The problem is more than a $300 million budget shortfall, said John Mogk, a professor at Wayne State University Law School.
"A thousand people are leaving the city every month," Mogk said, "and the city does not have the financial resources and the economic base to solve its own problems."
To be sure, progress has been made downtown: two new sports stadiums, a reinvigorated neighborhood around Wayne State and new lofts and casinos. But unlike Pittsburgh, which successfully reinvented itself after the decline of Big Steel, Detroit displays only islands of prosperity amid a dismal landscape. Neighborhoods have suffered, and foreclosures have aggravated the long-festering ill of abandoned homes.
"A lack of vision has held us back," said Nicholas Hood III, another mayoral candidate. "The auto industry was so dominant—too dominant—and we never prodded ourselves and the business community to a more expansive vision."
To the surprise of many in this overwhelmingly black city (82 percent), only 53 percent of registered voters turned out for November's presidential election, which featured the first African-American nominee.

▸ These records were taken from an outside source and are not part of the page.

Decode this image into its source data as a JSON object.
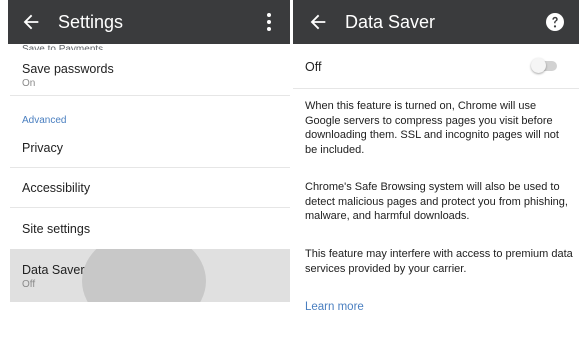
{
  "settings_screen": {
    "title": "Settings",
    "cut_off_item": "Save to Payments",
    "items": [
      {
        "label": "Save passwords",
        "sub": "On"
      },
      {
        "label": "Privacy"
      },
      {
        "label": "Accessibility"
      },
      {
        "label": "Site settings"
      },
      {
        "label": "Data Saver",
        "sub": "Off",
        "selected": true
      }
    ],
    "section_header": "Advanced"
  },
  "data_saver_screen": {
    "title": "Data Saver",
    "toggle": {
      "label": "Off",
      "on": false
    },
    "paragraphs": [
      "When this feature is turned on, Chrome will use Google servers to compress pages you visit before downloading them. SSL and incognito pages will not be included.",
      "Chrome's Safe Browsing system will also be used to detect malicious pages and protect you from phishing, malware, and harmful downloads.",
      "This feature may interfere with access to premium data services provided by your carrier."
    ],
    "learn_more": "Learn more"
  },
  "colors": {
    "app_bar": "#3a3b3d",
    "accent_link": "#4a7fc0",
    "selected_row": "#e0e0e0"
  },
  "icons": {
    "back": "arrow-back-icon",
    "overflow": "more-vert-icon",
    "help": "help-icon"
  }
}
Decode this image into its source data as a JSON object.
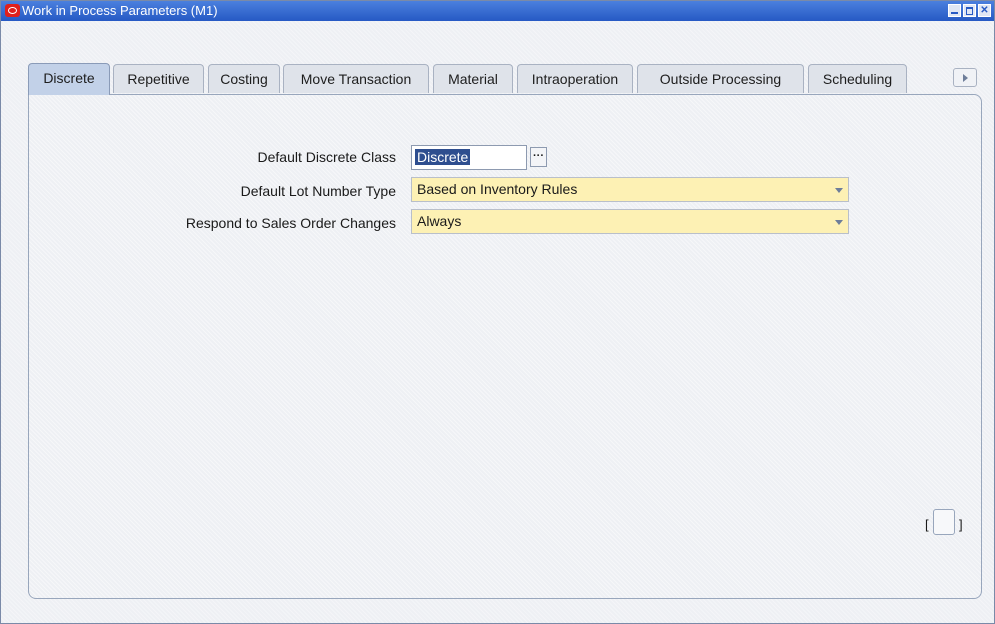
{
  "window": {
    "title": "Work in Process Parameters (M1)",
    "buttons": [
      "minimize",
      "maximize",
      "close"
    ]
  },
  "tabs": [
    {
      "label": "Discrete",
      "active": true
    },
    {
      "label": "Repetitive",
      "active": false
    },
    {
      "label": "Costing",
      "active": false
    },
    {
      "label": "Move Transaction",
      "active": false
    },
    {
      "label": "Material",
      "active": false
    },
    {
      "label": "Intraoperation",
      "active": false
    },
    {
      "label": "Outside Processing",
      "active": false
    },
    {
      "label": "Scheduling",
      "active": false
    }
  ],
  "form": {
    "default_discrete_class": {
      "label": "Default Discrete Class",
      "value": "Discrete"
    },
    "default_lot_number_type": {
      "label": "Default Lot Number Type",
      "value": "Based on Inventory Rules"
    },
    "respond_to_sales_order_changes": {
      "label": "Respond to Sales Order Changes",
      "value": "Always"
    }
  },
  "descriptive_flex": {
    "open_bracket": "[",
    "close_bracket": "]"
  },
  "colors": {
    "titlebar": "#2659c4",
    "required_field": "#fdf1b4",
    "active_tab": "#c2d1e8"
  }
}
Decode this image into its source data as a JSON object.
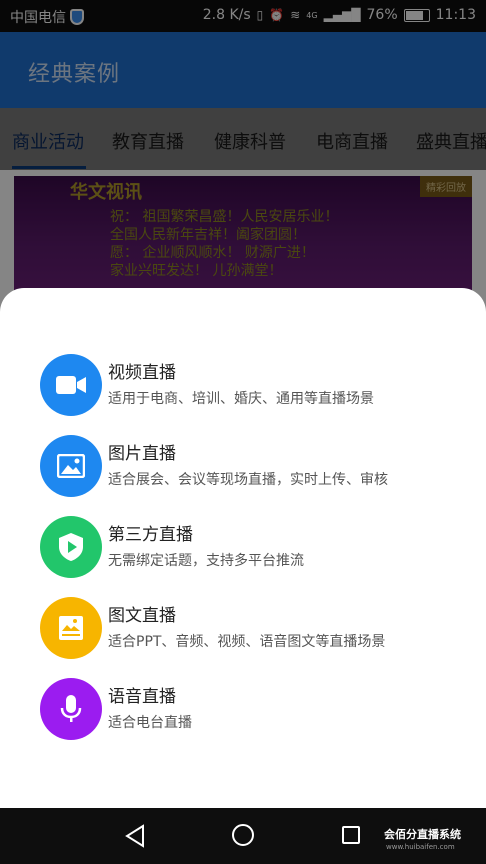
{
  "status_bar": {
    "carrier": "中国电信",
    "speed": "2.8 K/s",
    "network": "4G",
    "battery": "76%",
    "time": "11:13"
  },
  "app_bar": {
    "title": "经典案例"
  },
  "tabs": [
    {
      "label": "商业活动",
      "active": true
    },
    {
      "label": "教育直播"
    },
    {
      "label": "健康科普"
    },
    {
      "label": "电商直播"
    },
    {
      "label": "盛典直播"
    }
  ],
  "banner": {
    "title": "华文视讯",
    "badge": "精彩回放",
    "lines": [
      "祝：  祖国繁荣昌盛！人民安居乐业！",
      "全国人民新年吉祥！阖家团圆！",
      "愿：  企业顺风顺水！  财源广进！",
      "家业兴旺发达！  儿孙满堂！"
    ]
  },
  "sheet": {
    "items": [
      {
        "title": "视频直播",
        "desc": "适用于电商、培训、婚庆、通用等直播场景",
        "icon": "video-camera-icon",
        "color": "#1e88f0"
      },
      {
        "title": "图片直播",
        "desc": "适合展会、会议等现场直播，实时上传、审核",
        "icon": "image-icon",
        "color": "#1e88f0"
      },
      {
        "title": "第三方直播",
        "desc": "无需绑定话题，支持多平台推流",
        "icon": "shield-play-icon",
        "color": "#22c66b"
      },
      {
        "title": "图文直播",
        "desc": "适合PPT、音频、视频、语音图文等直播场景",
        "icon": "picture-text-icon",
        "color": "#f7b500"
      },
      {
        "title": "语音直播",
        "desc": "适合电台直播",
        "icon": "microphone-icon",
        "color": "#9b1cf0"
      }
    ]
  },
  "watermark": {
    "title": "会佰分直播系统",
    "url": "www.huibaifen.com"
  }
}
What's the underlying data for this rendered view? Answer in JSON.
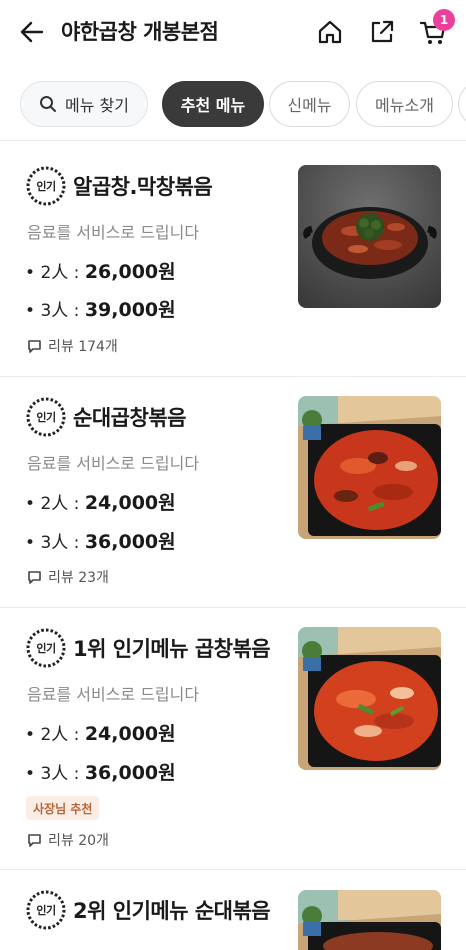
{
  "header": {
    "title": "야한곱창 개봉본점",
    "cart_count": "1"
  },
  "tabs": {
    "search_label": "메뉴 찾기",
    "items": [
      "추천 메뉴",
      "신메뉴",
      "메뉴소개"
    ]
  },
  "icons": {
    "back": "arrow-left-icon",
    "home": "home-icon",
    "share": "share-icon",
    "cart": "cart-icon",
    "search": "search-icon",
    "review": "comment-icon"
  },
  "colors": {
    "accent_badge": "#ea3f9a",
    "active_tab": "#3a3a3a",
    "owner_tag_bg": "#fbece4",
    "owner_tag_text": "#b5673a"
  },
  "menu_items": [
    {
      "badge": "인기",
      "name": "알곱창.막창볶음",
      "description": "음료를 서비스로 드립니다",
      "prices": [
        {
          "label": "2人",
          "value": "26,000원"
        },
        {
          "label": "3人",
          "value": "39,000원"
        }
      ],
      "review": "리뷰 174개"
    },
    {
      "badge": "인기",
      "name": "순대곱창볶음",
      "description": "음료를 서비스로 드립니다",
      "prices": [
        {
          "label": "2人",
          "value": "24,000원"
        },
        {
          "label": "3人",
          "value": "36,000원"
        }
      ],
      "review": "리뷰 23개"
    },
    {
      "badge": "인기",
      "name": "1위 인기메뉴 곱창볶음",
      "description": "음료를 서비스로 드립니다",
      "prices": [
        {
          "label": "2人",
          "value": "24,000원"
        },
        {
          "label": "3人",
          "value": "36,000원"
        }
      ],
      "tag": "사장님 추천",
      "review": "리뷰 20개"
    },
    {
      "badge": "인기",
      "name": "2위 인기메뉴 순대볶음"
    }
  ]
}
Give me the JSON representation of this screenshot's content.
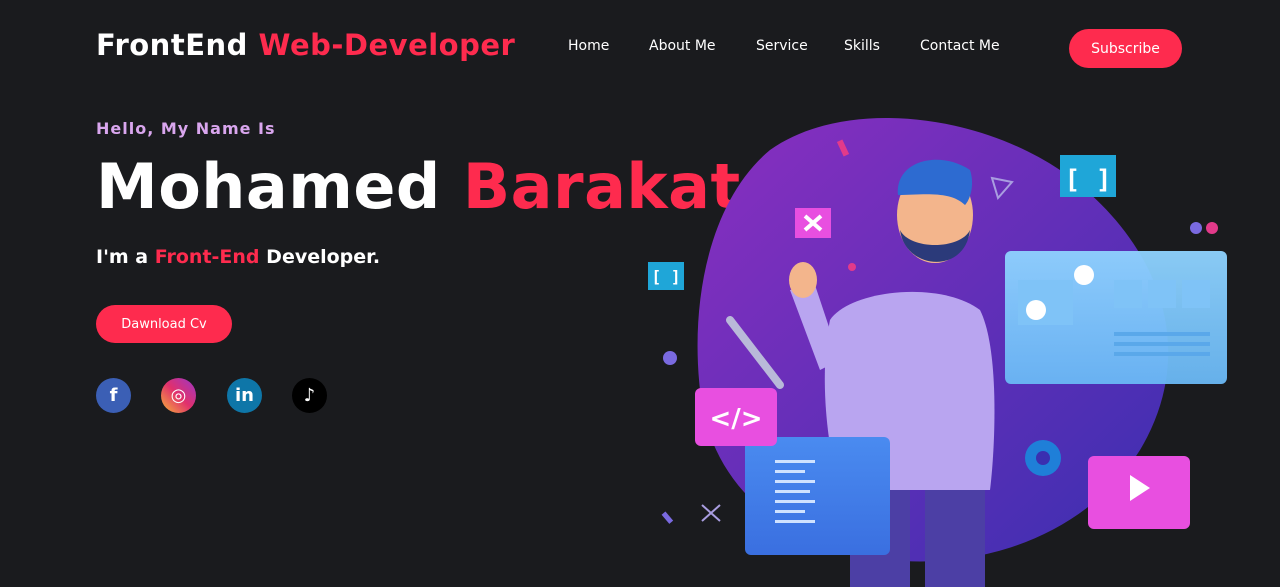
{
  "header": {
    "logo_main": "FrontEnd",
    "logo_accent": "Web-Developer",
    "nav": [
      "Home",
      "About Me",
      "Service",
      "Skills",
      "Contact Me"
    ],
    "subscribe_label": "Subscribe"
  },
  "hero": {
    "greeting": "Hello, My Name Is",
    "first_name": "Mohamed",
    "last_name": "Barakat",
    "role_prefix": "I'm a",
    "role_accent": "Front-End",
    "role_suffix": "Developer.",
    "cv_label": "Dawnload Cv"
  },
  "social": {
    "facebook": "f",
    "instagram": "◎",
    "linkedin": "in",
    "tiktok": "♪"
  },
  "illustration": {
    "code_tag": "</>",
    "brackets": "[ ]",
    "small_brackets": "[ ]"
  },
  "colors": {
    "background": "#1a1b1e",
    "accent": "#fe2b4e",
    "greeting": "#d9a6ee"
  }
}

Well holy shit. Some of this stuff is mind boggling.
This is a fairly impressive disaster of a city. The implosion of big steel after the categorical removal of subsidies, tariffs and quotas within the auto-industry has left the city absolutely fucked. The automobile industry was systematically unable to adapt to changes in the marketplace, and this largely doomed the city's economy.
The question is, how do you go about fixing an entire city? The obvious problems are the lack of a strong economic base coupled with falling population levels due to white flight (although presumably it's not only white people leaving anymore).